PROVIDED ENTRIES
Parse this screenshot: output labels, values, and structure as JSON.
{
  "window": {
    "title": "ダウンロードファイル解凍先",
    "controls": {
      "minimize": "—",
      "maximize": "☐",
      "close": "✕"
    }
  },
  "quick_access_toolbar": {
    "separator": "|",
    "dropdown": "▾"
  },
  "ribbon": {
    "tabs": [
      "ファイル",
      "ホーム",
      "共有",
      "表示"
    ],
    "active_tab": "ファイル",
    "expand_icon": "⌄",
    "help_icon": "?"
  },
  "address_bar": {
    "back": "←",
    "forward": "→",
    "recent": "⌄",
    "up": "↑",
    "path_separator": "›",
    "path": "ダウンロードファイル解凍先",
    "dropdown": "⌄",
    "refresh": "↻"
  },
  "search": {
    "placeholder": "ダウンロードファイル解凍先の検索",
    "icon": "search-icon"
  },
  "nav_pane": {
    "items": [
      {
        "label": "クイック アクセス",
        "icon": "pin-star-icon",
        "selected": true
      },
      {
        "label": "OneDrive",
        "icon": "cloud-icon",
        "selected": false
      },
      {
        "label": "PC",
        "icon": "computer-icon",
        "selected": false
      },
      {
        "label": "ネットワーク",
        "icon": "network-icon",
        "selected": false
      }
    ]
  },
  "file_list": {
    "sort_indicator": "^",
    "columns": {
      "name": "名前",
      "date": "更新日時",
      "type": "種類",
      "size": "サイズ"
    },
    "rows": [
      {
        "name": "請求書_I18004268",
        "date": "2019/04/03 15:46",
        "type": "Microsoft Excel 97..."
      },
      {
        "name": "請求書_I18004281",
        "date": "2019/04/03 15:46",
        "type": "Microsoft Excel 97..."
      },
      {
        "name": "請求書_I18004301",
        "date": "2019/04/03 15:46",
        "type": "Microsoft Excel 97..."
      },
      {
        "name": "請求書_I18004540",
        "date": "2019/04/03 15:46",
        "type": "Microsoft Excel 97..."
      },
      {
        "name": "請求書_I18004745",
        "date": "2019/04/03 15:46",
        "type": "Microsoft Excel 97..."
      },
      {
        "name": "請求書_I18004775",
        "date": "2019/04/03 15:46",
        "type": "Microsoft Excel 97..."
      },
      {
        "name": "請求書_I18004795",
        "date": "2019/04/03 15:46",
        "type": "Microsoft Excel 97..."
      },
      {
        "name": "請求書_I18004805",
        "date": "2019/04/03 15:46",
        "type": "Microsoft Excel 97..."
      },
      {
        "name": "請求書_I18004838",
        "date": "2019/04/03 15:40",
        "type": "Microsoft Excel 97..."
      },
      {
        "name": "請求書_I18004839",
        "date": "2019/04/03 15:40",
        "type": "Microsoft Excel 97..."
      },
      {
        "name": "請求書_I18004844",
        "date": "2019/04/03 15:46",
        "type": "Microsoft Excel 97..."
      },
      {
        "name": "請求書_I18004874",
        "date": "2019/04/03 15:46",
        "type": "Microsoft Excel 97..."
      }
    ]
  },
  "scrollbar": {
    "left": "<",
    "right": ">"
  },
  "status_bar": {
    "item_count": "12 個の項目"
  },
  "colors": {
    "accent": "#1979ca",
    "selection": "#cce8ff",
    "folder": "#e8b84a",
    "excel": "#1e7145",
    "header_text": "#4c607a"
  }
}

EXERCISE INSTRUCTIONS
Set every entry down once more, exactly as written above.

SOLUTION FOR THIS PROBLEM
Parse this screenshot: output labels, values, and structure as JSON.
{
  "window": {
    "title": "ダウンロードファイル解凍先",
    "controls": {
      "minimize": "—",
      "maximize": "☐",
      "close": "✕"
    }
  },
  "quick_access_toolbar": {
    "separator": "|",
    "dropdown": "▾"
  },
  "ribbon": {
    "tabs": [
      "ファイル",
      "ホーム",
      "共有",
      "表示"
    ],
    "active_tab": "ファイル",
    "expand_icon": "⌄",
    "help_icon": "?"
  },
  "address_bar": {
    "back": "←",
    "forward": "→",
    "recent": "⌄",
    "up": "↑",
    "path_separator": "›",
    "path": "ダウンロードファイル解凍先",
    "dropdown": "⌄",
    "refresh": "↻"
  },
  "search": {
    "placeholder": "ダウンロードファイル解凍先の検索",
    "icon": "search-icon"
  },
  "nav_pane": {
    "items": [
      {
        "label": "クイック アクセス",
        "icon": "pin-star-icon",
        "selected": true
      },
      {
        "label": "OneDrive",
        "icon": "cloud-icon",
        "selected": false
      },
      {
        "label": "PC",
        "icon": "computer-icon",
        "selected": false
      },
      {
        "label": "ネットワーク",
        "icon": "network-icon",
        "selected": false
      }
    ]
  },
  "file_list": {
    "sort_indicator": "^",
    "columns": {
      "name": "名前",
      "date": "更新日時",
      "type": "種類",
      "size": "サイズ"
    },
    "rows": [
      {
        "name": "請求書_I18004268",
        "date": "2019/04/03 15:46",
        "type": "Microsoft Excel 97..."
      },
      {
        "name": "請求書_I18004281",
        "date": "2019/04/03 15:46",
        "type": "Microsoft Excel 97..."
      },
      {
        "name": "請求書_I18004301",
        "date": "2019/04/03 15:46",
        "type": "Microsoft Excel 97..."
      },
      {
        "name": "請求書_I18004540",
        "date": "2019/04/03 15:46",
        "type": "Microsoft Excel 97..."
      },
      {
        "name": "請求書_I18004745",
        "date": "2019/04/03 15:46",
        "type": "Microsoft Excel 97..."
      },
      {
        "name": "請求書_I18004775",
        "date": "2019/04/03 15:46",
        "type": "Microsoft Excel 97..."
      },
      {
        "name": "請求書_I18004795",
        "date": "2019/04/03 15:46",
        "type": "Microsoft Excel 97..."
      },
      {
        "name": "請求書_I18004805",
        "date": "2019/04/03 15:46",
        "type": "Microsoft Excel 97..."
      },
      {
        "name": "請求書_I18004838",
        "date": "2019/04/03 15:40",
        "type": "Microsoft Excel 97..."
      },
      {
        "name": "請求書_I18004839",
        "date": "2019/04/03 15:40",
        "type": "Microsoft Excel 97..."
      },
      {
        "name": "請求書_I18004844",
        "date": "2019/04/03 15:46",
        "type": "Microsoft Excel 97..."
      },
      {
        "name": "請求書_I18004874",
        "date": "2019/04/03 15:46",
        "type": "Microsoft Excel 97..."
      }
    ]
  },
  "scrollbar": {
    "left": "<",
    "right": ">"
  },
  "status_bar": {
    "item_count": "12 個の項目"
  },
  "colors": {
    "accent": "#1979ca",
    "selection": "#cce8ff",
    "folder": "#e8b84a",
    "excel": "#1e7145",
    "header_text": "#4c607a"
  }
}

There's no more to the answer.